But what I want to suggest is that, on a deeper level, Jonah doesn’t have that much faith in God.
Actually, the story of Jonah tells us something about faith.
Because faith isn’t just about knowing that there is a God above.
That part is important. It’s really important.
But it’s only a small part of it to think of God as actually “up there” somewhere.
Really, faith is more about trusting in God.
And maybe this is where we aren’t as different from Jonah as we might like to think.
Because how hard would it have been for Jonah to trust in God if God had said, “Jonah, I’m going to send you on a mission to destroy Nineveh–to speak the words that will rain down my justice upon them”?
I suspect Jonah would have liked that just fine and would have found that easy to trust in.
Trusting God when God tells us to rest in our own familiar assumptions is not a particularly hard sell.
But to hear the voice that calls us out to a distant, even hostile place…to go out in pursuit of a goodness that looks strange to us…to act in the name of hope and life…to do that demands genuine trust in the One who calls us.
It demands a profound confidence in the vantage point of a bigger view.
Not everyone gets there.
As that sign from my childhood cautioned us all: “In God we trust.

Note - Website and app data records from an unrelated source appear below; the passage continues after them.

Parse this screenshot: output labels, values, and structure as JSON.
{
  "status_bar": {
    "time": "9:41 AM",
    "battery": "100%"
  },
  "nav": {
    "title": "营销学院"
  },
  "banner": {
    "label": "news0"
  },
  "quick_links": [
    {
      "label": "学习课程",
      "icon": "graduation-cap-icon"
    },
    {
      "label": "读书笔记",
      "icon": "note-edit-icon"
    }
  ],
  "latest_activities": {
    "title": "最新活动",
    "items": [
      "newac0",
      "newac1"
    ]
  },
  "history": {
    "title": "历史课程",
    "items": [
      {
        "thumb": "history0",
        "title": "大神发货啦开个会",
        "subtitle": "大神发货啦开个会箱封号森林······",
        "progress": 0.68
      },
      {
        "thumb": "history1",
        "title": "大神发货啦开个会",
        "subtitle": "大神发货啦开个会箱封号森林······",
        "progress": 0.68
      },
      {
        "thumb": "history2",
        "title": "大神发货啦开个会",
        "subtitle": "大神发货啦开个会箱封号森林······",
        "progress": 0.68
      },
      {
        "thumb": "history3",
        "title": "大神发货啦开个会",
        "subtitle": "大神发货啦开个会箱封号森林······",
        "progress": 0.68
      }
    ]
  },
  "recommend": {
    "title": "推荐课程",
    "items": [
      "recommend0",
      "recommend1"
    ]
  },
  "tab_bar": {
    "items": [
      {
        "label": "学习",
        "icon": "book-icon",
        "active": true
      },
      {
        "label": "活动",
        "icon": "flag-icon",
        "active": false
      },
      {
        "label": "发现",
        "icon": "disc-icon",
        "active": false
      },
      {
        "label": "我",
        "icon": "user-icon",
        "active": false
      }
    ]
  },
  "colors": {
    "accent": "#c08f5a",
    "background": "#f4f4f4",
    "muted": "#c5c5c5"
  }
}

All others pay cash.”
The story of Jonah cautions us that it doesn’t take much for us to become the kind of people who want even God to pay cash, just like everybody else.
Despite that, every day, there are people who hear a voice–the voice of God…who feel the wind of the Spirit moving across the face of the deep in our own hearts…who cringe at the unexpected record scratch of conscience.
Every day, there are people who hear the voice and decide to trust in it, even though they may not want to.
Even though it asks something very hard of them.
Let’s not forget that such trust is all around us, too.
Every person in recovery will tell you that they’re there because they’ve decided to trust that voice….
There are those young people who decide that someone else’s definition of who they are and what they might achieve no longer resonates with the voice they hear inside…and they decide to trust that voice….
There are those arguments we have with the people we love, and those times when we just don’t think that we are wrong…not this time…and yet we slowly recognize that we still feel sorry, that perhaps the issue is bigger than just one particular point or principle…or that, just maybe, something very different is what’s actually at stake…and hard as it is, we decide to trust that voice.
We know the voice.
We may not always like it. But we know it.
And the question we need to ask and to keep asking is what we will do when we hear it.
When that happens, we particularly need to remember: such a moment is the very kind of moment to which the prophet Jonah could not rise.
Yet it is precisely in such moments that Jesus calls us to come, take up our cross, and follow him.
We do not always get it right.
Part of life is learning from our capacity to misplace our trust, and even to feel that God truly wants something for us, only to realize later that we were mistaken, and that the voice we heard was not God’s voice.
Part of growing in spirit may well mean that our trust is deeper, but in some ways harder won.
But in a world that tells us, time and time again, “In God we trust. All others pay cash,” to be faithful is to model a very different kind of trust, and not just in God, but in all others, too.
It may lead us into places that we scarcely wish to go, at least at first.
But it ends, not in frustration and anger, as it did for Jonah, but a sense of joining in the very joy of a world made new at last…a world whose manana has finally arrived.